Humoral response to Epstein-Barr virus (EBV) antigens is associated with more advanced cortical atrophy, accumulation of chronic T1 black holes, and focal white matter lesions in patients with multiple sclerosis, Dr. Robert Zivadinov of the State University of New York, Buffalo, and his colleagues reported in Neurology.
Researchers enrolled 846 participants for the study, including 539 patients with MS (369 with relapsing-remitting MS, 135 with secondary progressive MS, and 35 with primary progressive MS); 66 patients with clinically isolated syndrome (CIS); 63 patients with other neurologic diseases (OND); and 178 healthy controls. They used 3T MRI to scan participants’ brains and evaluated serum samples for IgG antibodies against EBV viral capsid antigen (VCA) and EBV nuclear antigen-1 (EBNA-1), dividing the group into quartiles based on their responses.

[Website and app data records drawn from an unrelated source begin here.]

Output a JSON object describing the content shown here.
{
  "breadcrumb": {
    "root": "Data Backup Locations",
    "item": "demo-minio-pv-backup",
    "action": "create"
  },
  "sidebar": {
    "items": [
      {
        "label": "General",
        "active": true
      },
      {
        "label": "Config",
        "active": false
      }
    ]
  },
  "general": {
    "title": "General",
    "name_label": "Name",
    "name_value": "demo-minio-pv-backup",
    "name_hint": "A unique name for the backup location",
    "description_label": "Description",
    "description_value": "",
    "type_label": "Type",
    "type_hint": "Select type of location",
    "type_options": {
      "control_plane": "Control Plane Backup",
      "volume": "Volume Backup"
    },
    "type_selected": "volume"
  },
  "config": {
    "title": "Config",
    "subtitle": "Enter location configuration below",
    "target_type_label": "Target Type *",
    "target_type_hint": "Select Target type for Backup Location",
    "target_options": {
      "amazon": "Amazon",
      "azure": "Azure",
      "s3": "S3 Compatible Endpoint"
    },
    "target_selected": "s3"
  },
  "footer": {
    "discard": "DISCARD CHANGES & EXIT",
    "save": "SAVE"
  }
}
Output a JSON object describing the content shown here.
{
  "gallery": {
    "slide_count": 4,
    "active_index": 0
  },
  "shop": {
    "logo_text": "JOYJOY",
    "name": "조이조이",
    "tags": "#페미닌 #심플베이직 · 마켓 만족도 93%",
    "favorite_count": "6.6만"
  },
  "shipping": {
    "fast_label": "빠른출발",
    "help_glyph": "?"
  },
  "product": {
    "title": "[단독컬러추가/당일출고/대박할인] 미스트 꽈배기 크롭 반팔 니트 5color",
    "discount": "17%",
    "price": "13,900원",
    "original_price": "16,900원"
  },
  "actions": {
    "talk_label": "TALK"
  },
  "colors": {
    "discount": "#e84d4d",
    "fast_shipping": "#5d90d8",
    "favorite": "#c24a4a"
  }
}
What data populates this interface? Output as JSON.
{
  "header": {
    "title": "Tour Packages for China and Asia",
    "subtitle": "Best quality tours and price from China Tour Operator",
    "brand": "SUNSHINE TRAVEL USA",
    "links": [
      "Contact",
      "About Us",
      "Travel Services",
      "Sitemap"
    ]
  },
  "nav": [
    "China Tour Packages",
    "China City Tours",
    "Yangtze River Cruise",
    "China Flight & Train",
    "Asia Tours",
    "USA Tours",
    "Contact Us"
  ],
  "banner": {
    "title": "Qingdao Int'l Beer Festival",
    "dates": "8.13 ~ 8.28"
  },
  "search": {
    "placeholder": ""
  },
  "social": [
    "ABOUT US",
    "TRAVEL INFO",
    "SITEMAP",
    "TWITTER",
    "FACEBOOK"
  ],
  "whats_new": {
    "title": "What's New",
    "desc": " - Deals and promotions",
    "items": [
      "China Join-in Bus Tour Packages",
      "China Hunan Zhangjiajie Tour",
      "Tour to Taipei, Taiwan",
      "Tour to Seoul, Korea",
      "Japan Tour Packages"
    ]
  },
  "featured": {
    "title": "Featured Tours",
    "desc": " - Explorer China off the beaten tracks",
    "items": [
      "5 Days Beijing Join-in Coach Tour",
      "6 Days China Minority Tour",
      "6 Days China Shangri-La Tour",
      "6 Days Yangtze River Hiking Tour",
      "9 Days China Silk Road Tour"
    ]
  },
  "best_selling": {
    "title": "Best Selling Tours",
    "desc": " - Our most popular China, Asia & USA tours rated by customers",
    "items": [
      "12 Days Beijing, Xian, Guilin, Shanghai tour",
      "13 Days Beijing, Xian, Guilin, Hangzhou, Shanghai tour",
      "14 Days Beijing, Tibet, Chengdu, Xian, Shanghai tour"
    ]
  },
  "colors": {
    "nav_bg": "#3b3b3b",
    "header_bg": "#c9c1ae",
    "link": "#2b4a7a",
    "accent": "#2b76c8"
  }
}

More than 30% of patients with MS and CIS presented with the highest quartile of anti–EBV-VCA and anti–EBNA-1 status, compared with 10% or fewer of healthy controls (P less than .001). The figures were 9 (14.3%) and 7 (12.3%) for patients with OND. Patients with MS with the highest quartile of anti–EBV-VCA showed significantly increased T2 lesion volume (P= .001), T1 lesion number (P = .002), and T1 lesion volume (P = .04), as well as decreased gray matter (P= .041) and cortical volumes (P= .043), compared with patients with MS in lower quartiles.
“The results provide evidence for further research aimed at modulating the response of patients with MS to these viruses via drug and vaccine strategies,” the authors wrote.
Read the article in Neurology (2016;3:e190. doi: 10.1212/NXI.0000000000000190 ).